[Records from a dataset]

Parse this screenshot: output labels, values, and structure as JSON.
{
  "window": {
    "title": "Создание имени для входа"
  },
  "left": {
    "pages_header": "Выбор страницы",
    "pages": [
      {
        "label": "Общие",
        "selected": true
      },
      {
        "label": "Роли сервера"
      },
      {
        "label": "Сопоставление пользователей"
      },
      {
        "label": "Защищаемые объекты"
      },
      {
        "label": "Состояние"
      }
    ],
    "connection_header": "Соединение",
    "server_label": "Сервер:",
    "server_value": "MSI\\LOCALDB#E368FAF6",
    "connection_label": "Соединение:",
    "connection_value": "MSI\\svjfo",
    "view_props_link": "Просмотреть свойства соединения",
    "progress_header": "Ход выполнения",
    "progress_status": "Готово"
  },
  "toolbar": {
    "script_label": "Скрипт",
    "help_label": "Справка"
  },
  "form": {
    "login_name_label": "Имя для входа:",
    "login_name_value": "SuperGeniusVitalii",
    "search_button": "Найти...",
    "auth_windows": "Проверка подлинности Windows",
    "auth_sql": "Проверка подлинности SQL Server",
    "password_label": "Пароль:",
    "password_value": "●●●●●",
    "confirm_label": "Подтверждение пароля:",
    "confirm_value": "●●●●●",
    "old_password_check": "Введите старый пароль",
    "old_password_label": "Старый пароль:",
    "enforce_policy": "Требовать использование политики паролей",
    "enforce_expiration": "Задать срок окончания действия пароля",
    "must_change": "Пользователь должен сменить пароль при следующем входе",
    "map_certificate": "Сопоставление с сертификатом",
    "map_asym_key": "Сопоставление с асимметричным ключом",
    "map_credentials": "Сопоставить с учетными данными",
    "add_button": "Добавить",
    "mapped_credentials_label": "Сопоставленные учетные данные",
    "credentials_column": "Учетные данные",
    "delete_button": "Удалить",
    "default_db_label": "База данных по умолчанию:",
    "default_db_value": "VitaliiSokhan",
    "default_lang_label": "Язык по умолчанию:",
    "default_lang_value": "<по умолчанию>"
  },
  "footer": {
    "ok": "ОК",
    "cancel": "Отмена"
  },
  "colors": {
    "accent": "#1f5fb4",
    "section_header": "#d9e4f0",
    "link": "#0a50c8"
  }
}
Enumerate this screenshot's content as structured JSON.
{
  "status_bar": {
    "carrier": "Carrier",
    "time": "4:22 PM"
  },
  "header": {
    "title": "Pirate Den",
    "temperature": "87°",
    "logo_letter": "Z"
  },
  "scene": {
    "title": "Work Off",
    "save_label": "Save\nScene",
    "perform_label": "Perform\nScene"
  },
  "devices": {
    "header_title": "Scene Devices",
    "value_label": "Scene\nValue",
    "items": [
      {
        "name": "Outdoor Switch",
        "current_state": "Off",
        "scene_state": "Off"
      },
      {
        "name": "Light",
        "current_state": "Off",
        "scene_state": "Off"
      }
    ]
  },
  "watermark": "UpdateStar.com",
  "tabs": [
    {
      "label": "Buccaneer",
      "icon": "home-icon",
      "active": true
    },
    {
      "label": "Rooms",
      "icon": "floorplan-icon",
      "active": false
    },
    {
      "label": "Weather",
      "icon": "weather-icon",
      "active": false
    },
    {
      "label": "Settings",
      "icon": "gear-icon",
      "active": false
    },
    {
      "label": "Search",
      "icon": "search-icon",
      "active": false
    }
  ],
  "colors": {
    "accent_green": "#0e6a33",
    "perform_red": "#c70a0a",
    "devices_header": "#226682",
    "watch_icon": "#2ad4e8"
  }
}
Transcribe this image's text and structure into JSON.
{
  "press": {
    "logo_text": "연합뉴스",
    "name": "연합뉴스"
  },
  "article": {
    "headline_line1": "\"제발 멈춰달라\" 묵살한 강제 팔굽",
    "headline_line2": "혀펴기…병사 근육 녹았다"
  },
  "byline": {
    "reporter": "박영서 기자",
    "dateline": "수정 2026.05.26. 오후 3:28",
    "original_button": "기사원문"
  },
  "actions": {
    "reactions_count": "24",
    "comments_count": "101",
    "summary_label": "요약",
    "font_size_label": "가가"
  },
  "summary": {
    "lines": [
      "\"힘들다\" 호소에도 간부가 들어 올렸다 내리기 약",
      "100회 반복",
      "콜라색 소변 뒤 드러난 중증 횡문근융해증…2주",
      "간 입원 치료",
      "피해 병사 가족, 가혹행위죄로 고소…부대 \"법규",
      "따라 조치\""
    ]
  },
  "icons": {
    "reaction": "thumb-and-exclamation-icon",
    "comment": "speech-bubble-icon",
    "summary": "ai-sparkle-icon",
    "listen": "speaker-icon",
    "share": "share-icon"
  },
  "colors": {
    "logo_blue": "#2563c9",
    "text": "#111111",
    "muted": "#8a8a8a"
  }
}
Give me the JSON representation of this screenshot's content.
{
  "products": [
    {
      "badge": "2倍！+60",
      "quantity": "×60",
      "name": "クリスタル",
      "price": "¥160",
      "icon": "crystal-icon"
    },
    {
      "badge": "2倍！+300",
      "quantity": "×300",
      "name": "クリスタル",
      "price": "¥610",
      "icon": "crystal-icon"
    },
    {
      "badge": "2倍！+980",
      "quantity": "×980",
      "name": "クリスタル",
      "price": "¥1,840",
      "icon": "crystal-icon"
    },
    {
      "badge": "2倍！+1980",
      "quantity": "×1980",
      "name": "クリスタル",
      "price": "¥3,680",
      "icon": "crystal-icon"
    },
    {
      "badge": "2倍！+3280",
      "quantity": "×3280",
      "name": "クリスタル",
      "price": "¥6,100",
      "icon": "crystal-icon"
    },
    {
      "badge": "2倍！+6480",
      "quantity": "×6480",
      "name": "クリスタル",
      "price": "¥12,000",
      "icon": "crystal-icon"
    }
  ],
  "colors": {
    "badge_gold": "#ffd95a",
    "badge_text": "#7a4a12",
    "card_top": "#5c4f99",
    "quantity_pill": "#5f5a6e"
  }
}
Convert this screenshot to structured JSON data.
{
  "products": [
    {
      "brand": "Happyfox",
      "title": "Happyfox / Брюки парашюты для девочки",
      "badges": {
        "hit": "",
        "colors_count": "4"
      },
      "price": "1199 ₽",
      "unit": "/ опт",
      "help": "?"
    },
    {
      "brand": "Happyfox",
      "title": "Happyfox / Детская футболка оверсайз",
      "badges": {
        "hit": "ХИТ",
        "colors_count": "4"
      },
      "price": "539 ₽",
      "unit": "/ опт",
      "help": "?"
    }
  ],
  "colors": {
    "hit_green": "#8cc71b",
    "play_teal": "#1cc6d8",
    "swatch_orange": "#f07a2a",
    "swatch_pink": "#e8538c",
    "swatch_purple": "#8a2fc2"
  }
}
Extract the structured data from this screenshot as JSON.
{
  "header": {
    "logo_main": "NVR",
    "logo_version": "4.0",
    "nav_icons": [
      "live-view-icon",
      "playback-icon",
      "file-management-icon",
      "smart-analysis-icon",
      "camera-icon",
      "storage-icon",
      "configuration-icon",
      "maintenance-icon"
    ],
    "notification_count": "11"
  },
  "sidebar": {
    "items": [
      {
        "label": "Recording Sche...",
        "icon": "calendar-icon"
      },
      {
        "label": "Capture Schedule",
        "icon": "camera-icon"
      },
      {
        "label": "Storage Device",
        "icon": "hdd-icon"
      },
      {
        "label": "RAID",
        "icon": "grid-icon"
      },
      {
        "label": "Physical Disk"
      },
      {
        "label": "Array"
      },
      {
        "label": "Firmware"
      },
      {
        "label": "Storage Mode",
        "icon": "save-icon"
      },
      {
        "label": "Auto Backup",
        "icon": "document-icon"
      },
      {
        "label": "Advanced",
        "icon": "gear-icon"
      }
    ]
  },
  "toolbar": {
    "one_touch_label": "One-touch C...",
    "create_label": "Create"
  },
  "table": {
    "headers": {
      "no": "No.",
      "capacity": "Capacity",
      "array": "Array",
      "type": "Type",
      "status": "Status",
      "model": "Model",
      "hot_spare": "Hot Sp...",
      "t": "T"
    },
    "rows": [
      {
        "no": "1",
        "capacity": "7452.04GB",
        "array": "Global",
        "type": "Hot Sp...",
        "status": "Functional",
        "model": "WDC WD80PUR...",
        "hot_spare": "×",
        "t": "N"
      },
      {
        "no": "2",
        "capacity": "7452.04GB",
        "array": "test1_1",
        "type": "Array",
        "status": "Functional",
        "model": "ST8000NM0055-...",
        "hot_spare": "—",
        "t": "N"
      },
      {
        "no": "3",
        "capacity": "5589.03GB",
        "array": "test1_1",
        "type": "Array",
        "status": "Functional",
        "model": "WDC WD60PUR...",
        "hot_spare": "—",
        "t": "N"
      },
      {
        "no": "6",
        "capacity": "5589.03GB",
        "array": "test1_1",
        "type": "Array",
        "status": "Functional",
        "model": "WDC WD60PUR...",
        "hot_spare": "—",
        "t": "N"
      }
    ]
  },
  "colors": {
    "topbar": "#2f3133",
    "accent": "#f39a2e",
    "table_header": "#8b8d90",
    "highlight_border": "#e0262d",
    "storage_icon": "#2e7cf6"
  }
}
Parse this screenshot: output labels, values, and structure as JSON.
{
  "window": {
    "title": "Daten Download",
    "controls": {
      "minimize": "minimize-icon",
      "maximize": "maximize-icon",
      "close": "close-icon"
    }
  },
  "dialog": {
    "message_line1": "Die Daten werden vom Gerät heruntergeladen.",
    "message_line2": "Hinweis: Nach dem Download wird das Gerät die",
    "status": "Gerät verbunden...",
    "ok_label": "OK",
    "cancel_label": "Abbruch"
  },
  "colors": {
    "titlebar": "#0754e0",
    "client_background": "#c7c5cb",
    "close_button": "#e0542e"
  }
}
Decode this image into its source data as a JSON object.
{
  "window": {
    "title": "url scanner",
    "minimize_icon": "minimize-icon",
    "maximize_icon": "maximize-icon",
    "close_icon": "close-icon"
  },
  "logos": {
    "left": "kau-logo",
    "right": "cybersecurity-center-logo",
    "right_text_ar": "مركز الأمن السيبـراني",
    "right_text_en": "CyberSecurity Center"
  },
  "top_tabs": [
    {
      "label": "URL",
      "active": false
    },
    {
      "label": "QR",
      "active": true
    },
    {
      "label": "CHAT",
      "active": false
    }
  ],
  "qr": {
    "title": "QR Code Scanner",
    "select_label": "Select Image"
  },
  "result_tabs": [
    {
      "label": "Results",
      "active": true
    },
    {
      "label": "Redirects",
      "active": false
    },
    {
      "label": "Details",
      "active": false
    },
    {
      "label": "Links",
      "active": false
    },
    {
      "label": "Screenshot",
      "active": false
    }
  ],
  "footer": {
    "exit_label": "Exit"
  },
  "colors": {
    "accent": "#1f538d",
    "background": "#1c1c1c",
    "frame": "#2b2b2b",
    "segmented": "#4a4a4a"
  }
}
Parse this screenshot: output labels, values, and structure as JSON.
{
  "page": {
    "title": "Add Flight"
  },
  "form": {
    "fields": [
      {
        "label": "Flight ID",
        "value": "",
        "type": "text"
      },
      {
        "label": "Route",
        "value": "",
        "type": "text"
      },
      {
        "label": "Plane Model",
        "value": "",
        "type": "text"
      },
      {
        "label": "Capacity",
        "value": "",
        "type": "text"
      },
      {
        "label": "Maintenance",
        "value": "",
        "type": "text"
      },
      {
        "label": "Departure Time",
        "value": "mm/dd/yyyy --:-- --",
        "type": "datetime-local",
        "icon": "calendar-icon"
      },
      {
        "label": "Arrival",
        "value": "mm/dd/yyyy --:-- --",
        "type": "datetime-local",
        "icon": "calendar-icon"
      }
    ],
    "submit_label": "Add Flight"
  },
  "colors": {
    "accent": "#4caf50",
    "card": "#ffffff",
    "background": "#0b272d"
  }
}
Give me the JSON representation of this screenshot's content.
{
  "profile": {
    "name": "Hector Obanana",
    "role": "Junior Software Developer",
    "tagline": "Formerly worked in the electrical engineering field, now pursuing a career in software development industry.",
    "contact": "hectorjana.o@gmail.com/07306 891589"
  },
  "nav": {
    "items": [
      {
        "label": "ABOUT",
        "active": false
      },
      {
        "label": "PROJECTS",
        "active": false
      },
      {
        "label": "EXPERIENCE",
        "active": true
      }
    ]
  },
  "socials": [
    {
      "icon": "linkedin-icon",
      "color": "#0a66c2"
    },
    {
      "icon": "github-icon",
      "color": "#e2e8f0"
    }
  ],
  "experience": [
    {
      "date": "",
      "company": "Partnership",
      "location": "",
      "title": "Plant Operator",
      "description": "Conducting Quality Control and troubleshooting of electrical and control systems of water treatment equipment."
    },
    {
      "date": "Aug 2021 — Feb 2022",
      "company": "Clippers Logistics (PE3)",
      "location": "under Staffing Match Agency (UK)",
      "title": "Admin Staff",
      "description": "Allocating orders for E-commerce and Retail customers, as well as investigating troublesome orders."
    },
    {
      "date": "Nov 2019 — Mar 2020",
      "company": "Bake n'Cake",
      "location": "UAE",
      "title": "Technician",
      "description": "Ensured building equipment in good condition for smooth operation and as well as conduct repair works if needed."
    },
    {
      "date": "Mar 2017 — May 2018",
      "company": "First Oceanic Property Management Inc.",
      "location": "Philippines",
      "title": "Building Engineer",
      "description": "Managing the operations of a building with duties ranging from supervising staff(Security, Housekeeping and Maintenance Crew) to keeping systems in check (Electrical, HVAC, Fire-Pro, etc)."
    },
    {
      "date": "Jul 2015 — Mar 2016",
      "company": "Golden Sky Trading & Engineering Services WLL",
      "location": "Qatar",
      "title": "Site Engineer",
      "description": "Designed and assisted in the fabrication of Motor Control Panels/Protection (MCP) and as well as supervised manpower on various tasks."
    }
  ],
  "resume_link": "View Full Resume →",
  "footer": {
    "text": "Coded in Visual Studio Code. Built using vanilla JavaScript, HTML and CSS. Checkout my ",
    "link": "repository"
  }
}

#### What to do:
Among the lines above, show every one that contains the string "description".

#### Solution to the exercise:
      "description": "Conducting Quality Control and troubleshooting of electrical and control systems of water treatment equipment."
      "description": "Allocating orders for E-commerce and Retail customers, as well as investigating troublesome orders."
      "description": "Ensured building equipment in good condition for smooth operation and as well as conduct repair works if needed."
      "description": "Managing the operations of a building with duties ranging from supervising staff(Security, Housekeeping and Maintenance Crew) to keeping systems in check (Electrical, HVAC, Fire-Pro, etc)."
      "description": "Designed and assisted in the fabrication of Motor Control Panels/Protection (MCP) and as well as supervised manpower on various tasks."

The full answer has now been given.